● **ACTION ITEM**
Should any entry include an image, skip the image and copy the entry exactly.

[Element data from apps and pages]
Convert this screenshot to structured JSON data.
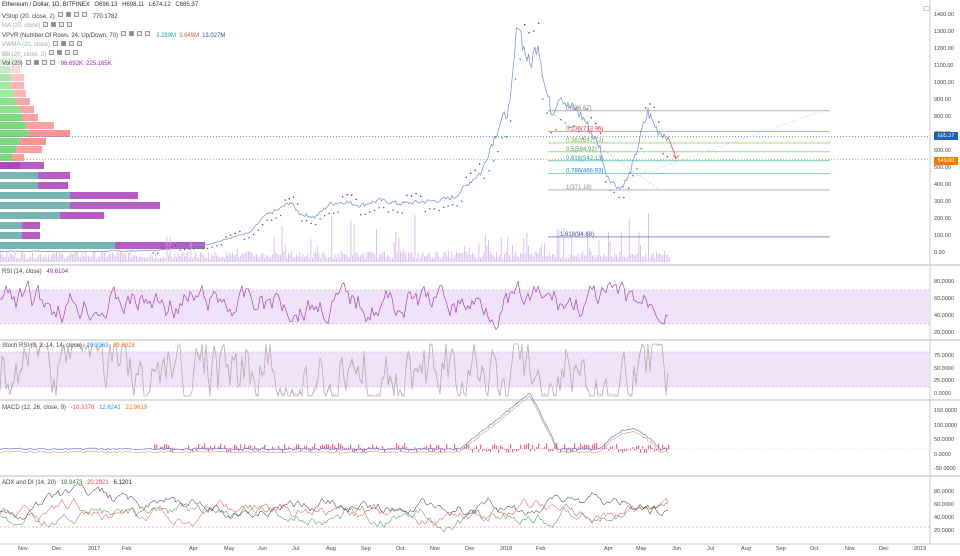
{
  "header": {
    "symbol": "Ethereum / Dollar, 1D, BITFINEX",
    "open": "O696.13",
    "high": "H698.11",
    "low": "L674.12",
    "close": "C685.37"
  },
  "main_legends": [
    {
      "name": "VStop (20, close, 2)",
      "v1": "770.1782",
      "v2": "",
      "v3": "",
      "c1": "#333",
      "c2": "#333",
      "c3": "#333"
    },
    {
      "name": "MA (20, close)",
      "v1": "",
      "v2": "",
      "v3": "",
      "c1": "#aaa",
      "c2": "#aaa",
      "c3": "#aaa"
    },
    {
      "name": "VPVR (Number Of Rows, 24, Up/Down, 70)",
      "v1": "3.289M",
      "v2": "3.649M",
      "v3": "13.027M",
      "c1": "#26a69a",
      "c2": "#ef5350",
      "c3": "#3949ab"
    },
    {
      "name": "VWMA (20, close)",
      "v1": "",
      "v2": "",
      "v3": "",
      "c1": "#aaa",
      "c2": "#aaa",
      "c3": "#aaa"
    },
    {
      "name": "BB (20, close, 2)",
      "v1": "",
      "v2": "",
      "v3": "",
      "c1": "#aaa",
      "c2": "#aaa",
      "c3": "#aaa"
    },
    {
      "name": "Vol (20)",
      "v1": "96.692K",
      "v2": "225.165K",
      "v3": "",
      "c1": "#9c27b0",
      "c2": "#9c27b0",
      "c3": "#333"
    }
  ],
  "price_tags": {
    "current": "685.37",
    "target": "549.60"
  },
  "fib_levels": [
    {
      "label": "0(836.67)",
      "price": 836.67,
      "color": "#888888"
    },
    {
      "label": "0.236(713.96)",
      "price": 713.96,
      "color": "#e53935"
    },
    {
      "label": "0.382(647.72)",
      "price": 647.72,
      "color": "#7cb342"
    },
    {
      "label": "0.5(594.92)",
      "price": 594.92,
      "color": "#43a047"
    },
    {
      "label": "0.618(542.13)",
      "price": 542.13,
      "color": "#26a69a"
    },
    {
      "label": "0.786(466.93)",
      "price": 466.93,
      "color": "#1e88e5"
    },
    {
      "label": "1(371.18)",
      "price": 371.18,
      "color": "#888888"
    },
    {
      "label": "1.618(94.68)",
      "price": 94.68,
      "color": "#3949ab"
    }
  ],
  "price_axis": [
    "1400.00",
    "1300.00",
    "1200.00",
    "1100.00",
    "1000.00",
    "900.00",
    "800.00",
    "700.00",
    "600.00",
    "500.00",
    "400.00",
    "300.00",
    "200.00",
    "100.00",
    "0.00"
  ],
  "rsi": {
    "name": "RSI (14, close)",
    "value": "49.6104",
    "axis": [
      "80.0000",
      "60.0000",
      "40.0000",
      "20.0000"
    ]
  },
  "stoch": {
    "name": "Stoch RSI (3, 3, 14, 14, close)",
    "k": "29.2063",
    "d": "29.0928",
    "axis": [
      "75.0000",
      "50.0000",
      "25.0000",
      "0.0000"
    ]
  },
  "macd": {
    "name": "MACD (12, 26, close, 9)",
    "hist": "-10.3378",
    "macd": "12.6241",
    "signal": "22.9619",
    "axis": [
      "150.0000",
      "100.0000",
      "50.0000",
      "0.0000",
      "-50.0000"
    ]
  },
  "adx": {
    "name": "ADX and DI (14, 20)",
    "adx": "18.9473",
    "plus": "20.2921",
    "minus": "6.1201",
    "axis": [
      "80.0000",
      "60.0000",
      "40.0000",
      "20.0000"
    ]
  },
  "time_axis": [
    "Nov",
    "Dec",
    "2017",
    "Feb",
    "Apr",
    "May",
    "Jun",
    "Jul",
    "Aug",
    "Sep",
    "Oct",
    "Nov",
    "Dec",
    "2018",
    "Feb",
    "Apr",
    "May",
    "Jun",
    "Jul",
    "Aug",
    "Sep",
    "Oct",
    "Nov",
    "Dec",
    "2019"
  ],
  "colors": {
    "up": "#26a69a",
    "down": "#ef5350",
    "price_line": "#6b8dd6",
    "rsi": "#9c27b0",
    "band_fill": "#ede0fa",
    "volume": "#d1b3e6",
    "vstop_up": "#2e7d32",
    "vstop_down": "#8b1a1a",
    "current_price": "#1565c0",
    "target_price": "#f57c00"
  },
  "chart_data": {
    "type": "line",
    "title": "Ethereum / Dollar, 1D, BITFINEX",
    "x": [
      "Nov",
      "Dec",
      "2017",
      "Feb",
      "Apr",
      "May",
      "Jun",
      "Jul",
      "Aug",
      "Sep",
      "Oct",
      "Nov",
      "Dec",
      "2018",
      "Feb",
      "Apr",
      "May",
      "Jun"
    ],
    "series": [
      {
        "values": [
          11,
          8,
          8,
          11,
          50,
          90,
          330,
          230,
          300,
          350,
          300,
          340,
          600,
          1300,
          900,
          400,
          760,
          685
        ]
      }
    ],
    "ylim": [
      0,
      1400
    ],
    "grid": true
  }
}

● **RESPONSE TO THE EXERCISE**
Convert this screenshot to structured JSON data.
{
  "header": {
    "symbol": "Ethereum / Dollar, 1D, BITFINEX",
    "open": "O696.13",
    "high": "H698.11",
    "low": "L674.12",
    "close": "C685.37"
  },
  "main_legends": [
    {
      "name": "VStop (20, close, 2)",
      "v1": "770.1782",
      "v2": "",
      "v3": "",
      "c1": "#333",
      "c2": "#333",
      "c3": "#333"
    },
    {
      "name": "MA (20, close)",
      "v1": "",
      "v2": "",
      "v3": "",
      "c1": "#aaa",
      "c2": "#aaa",
      "c3": "#aaa"
    },
    {
      "name": "VPVR (Number Of Rows, 24, Up/Down, 70)",
      "v1": "3.289M",
      "v2": "3.649M",
      "v3": "13.027M",
      "c1": "#26a69a",
      "c2": "#ef5350",
      "c3": "#3949ab"
    },
    {
      "name": "VWMA (20, close)",
      "v1": "",
      "v2": "",
      "v3": "",
      "c1": "#aaa",
      "c2": "#aaa",
      "c3": "#aaa"
    },
    {
      "name": "BB (20, close, 2)",
      "v1": "",
      "v2": "",
      "v3": "",
      "c1": "#aaa",
      "c2": "#aaa",
      "c3": "#aaa"
    },
    {
      "name": "Vol (20)",
      "v1": "96.692K",
      "v2": "225.165K",
      "v3": "",
      "c1": "#9c27b0",
      "c2": "#9c27b0",
      "c3": "#333"
    }
  ],
  "price_tags": {
    "current": "685.37",
    "target": "549.60"
  },
  "fib_levels": [
    {
      "label": "0(836.67)",
      "price": 836.67,
      "color": "#888888"
    },
    {
      "label": "0.236(713.96)",
      "price": 713.96,
      "color": "#e53935"
    },
    {
      "label": "0.382(647.72)",
      "price": 647.72,
      "color": "#7cb342"
    },
    {
      "label": "0.5(594.92)",
      "price": 594.92,
      "color": "#43a047"
    },
    {
      "label": "0.618(542.13)",
      "price": 542.13,
      "color": "#26a69a"
    },
    {
      "label": "0.786(466.93)",
      "price": 466.93,
      "color": "#1e88e5"
    },
    {
      "label": "1(371.18)",
      "price": 371.18,
      "color": "#888888"
    },
    {
      "label": "1.618(94.68)",
      "price": 94.68,
      "color": "#3949ab"
    }
  ],
  "price_axis": [
    "1400.00",
    "1300.00",
    "1200.00",
    "1100.00",
    "1000.00",
    "900.00",
    "800.00",
    "700.00",
    "600.00",
    "500.00",
    "400.00",
    "300.00",
    "200.00",
    "100.00",
    "0.00"
  ],
  "rsi": {
    "name": "RSI (14, close)",
    "value": "49.6104",
    "axis": [
      "80.0000",
      "60.0000",
      "40.0000",
      "20.0000"
    ]
  },
  "stoch": {
    "name": "Stoch RSI (3, 3, 14, 14, close)",
    "k": "29.2063",
    "d": "29.0928",
    "axis": [
      "75.0000",
      "50.0000",
      "25.0000",
      "0.0000"
    ]
  },
  "macd": {
    "name": "MACD (12, 26, close, 9)",
    "hist": "-10.3378",
    "macd": "12.6241",
    "signal": "22.9619",
    "axis": [
      "150.0000",
      "100.0000",
      "50.0000",
      "0.0000",
      "-50.0000"
    ]
  },
  "adx": {
    "name": "ADX and DI (14, 20)",
    "adx": "18.9473",
    "plus": "20.2921",
    "minus": "6.1201",
    "axis": [
      "80.0000",
      "60.0000",
      "40.0000",
      "20.0000"
    ]
  },
  "time_axis": [
    "Nov",
    "Dec",
    "2017",
    "Feb",
    "Apr",
    "May",
    "Jun",
    "Jul",
    "Aug",
    "Sep",
    "Oct",
    "Nov",
    "Dec",
    "2018",
    "Feb",
    "Apr",
    "May",
    "Jun",
    "Jul",
    "Aug",
    "Sep",
    "Oct",
    "Nov",
    "Dec",
    "2019"
  ],
  "colors": {
    "up": "#26a69a",
    "down": "#ef5350",
    "price_line": "#6b8dd6",
    "rsi": "#9c27b0",
    "band_fill": "#ede0fa",
    "volume": "#d1b3e6",
    "vstop_up": "#2e7d32",
    "vstop_down": "#8b1a1a",
    "current_price": "#1565c0",
    "target_price": "#f57c00"
  },
  "chart_data": {
    "type": "line",
    "title": "Ethereum / Dollar, 1D, BITFINEX",
    "x": [
      "Nov",
      "Dec",
      "2017",
      "Feb",
      "Apr",
      "May",
      "Jun",
      "Jul",
      "Aug",
      "Sep",
      "Oct",
      "Nov",
      "Dec",
      "2018",
      "Feb",
      "Apr",
      "May",
      "Jun"
    ],
    "series": [
      {
        "values": [
          11,
          8,
          8,
          11,
          50,
          90,
          330,
          230,
          300,
          350,
          300,
          340,
          600,
          1300,
          900,
          400,
          760,
          685
        ]
      }
    ],
    "ylim": [
      0,
      1400
    ],
    "grid": true
  }
}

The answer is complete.